How Safe Is The Cobots?
The International Federation of Robotics observed in its report in 2017 that an average of 74 robot units is deployed for every 10,000 employees in the manufacturing sector globally. This indicates that the industry is relying more and more on robotics. Hence it becomes the duty of the manufacturers to ensure the safety of their workers.
Industrial robots are typically employed in dull, dirty and dangerous tasks on a production line in the USA. These robots are generally considered hazardous and are caged in safety shields to avoid hurting the human workers. But some jobs require a combination of these robots for repetitive work and humans for their dexterity, and it is impossible to avoid direct interaction with these dangerous machines in such cases.
As a solution to this, in the 1990s, manufacturers launched industrial robots that could safely work with humans. These robots, called collaborative robots or cobots, are smaller, lighter and safer than the traditional industrial robots. Deploying cobots such as the TM Robot USA has become commonplace in industrial units, working alongside human co-workers to help improve productivity in tasks such as lifting, assembly, inspection or handling dangerous materials. But as these machines are no longer shielded, the onus is on the manufacturers to ensure that they pose no threat to humans.
Safety Standards Of Collaborative Robots
The ISO/TS156 was introduced in 2006, to make sure that any machines classified as collaborative, met certain safety norms. This regulation mandates that the cobots require at least one safety feature such as
- Safety rated monitored stop
- Hand guiding
- Speed and separation monitoring
- Power and force limiting
Any manufacturer in the US who wishes to use a robot in a collaborative environment should take care that the robot satisfies at least one of these safety requirements. This is to ensure that if and when the robot accidentally comes in contact with a human, it may not cause serious pain or injury.
TM robot is manufactured with the best safety standards and can be safely deployed alongside or with human co-workers
Before introducing any new equipment into the manufacturing unit, the manufacturer must do a proper risk assessment. This assessment must be made considering the entire collaborative environment and should evaluate how the operator interacts with the TM robot. Every potential contact situation between the human operator and the robot, in every possible job that the robot does, should be assessed for risks. The assessment should include every action done by the robot in complete detail with specifics of the risk involved.
It is recommended that the manufacturers employ the safety concept of ALARA (As Low As Reasonably Achievable). This means that the manufacturer should consider all the risks associated with using a robot, instead of just one or two

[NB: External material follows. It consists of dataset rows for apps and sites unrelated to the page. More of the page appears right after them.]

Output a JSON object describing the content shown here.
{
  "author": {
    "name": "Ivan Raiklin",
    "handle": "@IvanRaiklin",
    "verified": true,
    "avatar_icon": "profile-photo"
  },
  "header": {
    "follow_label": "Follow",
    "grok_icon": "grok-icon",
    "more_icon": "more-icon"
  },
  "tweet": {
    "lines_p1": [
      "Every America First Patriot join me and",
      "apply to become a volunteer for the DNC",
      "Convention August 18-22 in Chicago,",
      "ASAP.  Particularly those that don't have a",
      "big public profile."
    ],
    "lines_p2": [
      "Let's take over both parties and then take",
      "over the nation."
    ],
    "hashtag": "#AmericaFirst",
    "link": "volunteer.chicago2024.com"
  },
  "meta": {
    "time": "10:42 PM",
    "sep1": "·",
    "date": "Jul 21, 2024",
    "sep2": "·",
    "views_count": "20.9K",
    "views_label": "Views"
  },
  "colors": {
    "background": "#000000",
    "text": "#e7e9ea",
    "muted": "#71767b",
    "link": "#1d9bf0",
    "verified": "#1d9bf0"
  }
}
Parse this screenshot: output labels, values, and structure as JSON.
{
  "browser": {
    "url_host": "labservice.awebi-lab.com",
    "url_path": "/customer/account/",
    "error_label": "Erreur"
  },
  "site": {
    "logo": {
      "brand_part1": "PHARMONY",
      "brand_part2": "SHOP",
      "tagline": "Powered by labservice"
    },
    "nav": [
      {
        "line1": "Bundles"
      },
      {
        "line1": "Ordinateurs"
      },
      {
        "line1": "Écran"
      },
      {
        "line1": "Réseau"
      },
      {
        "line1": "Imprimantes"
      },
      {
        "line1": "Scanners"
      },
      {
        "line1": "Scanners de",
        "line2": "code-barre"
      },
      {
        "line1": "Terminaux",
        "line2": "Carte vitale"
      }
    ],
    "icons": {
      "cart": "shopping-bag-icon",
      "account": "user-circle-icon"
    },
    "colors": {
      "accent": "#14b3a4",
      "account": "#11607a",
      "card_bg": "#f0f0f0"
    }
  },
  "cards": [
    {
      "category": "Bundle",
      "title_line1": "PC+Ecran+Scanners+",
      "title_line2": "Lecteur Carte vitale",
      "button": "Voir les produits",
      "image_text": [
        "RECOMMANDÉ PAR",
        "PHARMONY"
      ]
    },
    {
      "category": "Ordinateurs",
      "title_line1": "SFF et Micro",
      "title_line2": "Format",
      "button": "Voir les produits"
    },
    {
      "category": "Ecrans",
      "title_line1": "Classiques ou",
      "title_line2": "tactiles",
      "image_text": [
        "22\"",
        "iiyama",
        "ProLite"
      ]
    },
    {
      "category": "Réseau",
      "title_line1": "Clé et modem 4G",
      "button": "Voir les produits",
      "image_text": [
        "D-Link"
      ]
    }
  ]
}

Upon completion of the assessment, the assessor should share the details of the assessment with the operator. It is essential that the person who will operate the robot understand the risks involved. While throwing light on the potential risks associated with a cobot, the assessor should also highlight the steps needed to mitigate these risks with adequate controls. Every risk outlined should be linked with a control procedure.
Reliable and Safe Robots
Amongst manufacturing sectors in the USA, TM Robot is considered safer than bulkier industrial robots. However, manufacturers just cannot take the safety features for granted. They should continuously evaluate the risks whenever new equipment is added. It does not harm to check if the new equipment improves safety or increases the chances of injury.
For example, the manufacturing unit in the US could have used a cobot around humans for some time. If new end-of-arm tooling (EOAT) was added to the robot, the manufacturers should ensure that this new equipment satisfies the safety norms. Instead, if this EOAT happened to include a knife or welding tool attachment, it could seriously harm humans.
Robots have replaced humans in hazardous tasks and ensuring their safety. It does not mean that manufacturers can conclude that there is no risk or threat of injury. It is the responsibility of the manufacturer to maintain that any robot or equipment that is put to use in a collaborative workspace is thoroughly evaluated for risks.